Give the number of lines in the records below that include the word "okres", and add nothing to it.

Dataset rows describing interfaces:
_ _ _ _ _ _ _

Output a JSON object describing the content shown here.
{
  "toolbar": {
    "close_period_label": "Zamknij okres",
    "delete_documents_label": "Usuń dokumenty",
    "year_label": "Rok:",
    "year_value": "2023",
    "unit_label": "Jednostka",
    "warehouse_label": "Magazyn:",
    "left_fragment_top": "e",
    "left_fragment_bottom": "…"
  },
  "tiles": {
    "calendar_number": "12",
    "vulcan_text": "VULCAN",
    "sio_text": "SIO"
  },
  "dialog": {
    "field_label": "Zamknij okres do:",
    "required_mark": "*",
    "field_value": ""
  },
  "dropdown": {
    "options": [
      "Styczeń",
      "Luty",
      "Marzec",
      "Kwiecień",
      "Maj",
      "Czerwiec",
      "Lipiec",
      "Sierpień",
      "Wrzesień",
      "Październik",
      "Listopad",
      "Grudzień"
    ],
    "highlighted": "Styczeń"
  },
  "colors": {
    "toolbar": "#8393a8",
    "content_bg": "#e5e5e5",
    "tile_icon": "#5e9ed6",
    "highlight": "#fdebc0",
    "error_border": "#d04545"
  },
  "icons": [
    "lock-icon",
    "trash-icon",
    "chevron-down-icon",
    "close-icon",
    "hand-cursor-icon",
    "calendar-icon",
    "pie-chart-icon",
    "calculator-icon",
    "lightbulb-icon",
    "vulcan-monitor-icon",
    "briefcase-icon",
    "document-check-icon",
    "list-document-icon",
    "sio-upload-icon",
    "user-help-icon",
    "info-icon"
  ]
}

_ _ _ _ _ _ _

SOLUTION FOR THIS PROBLEM:
2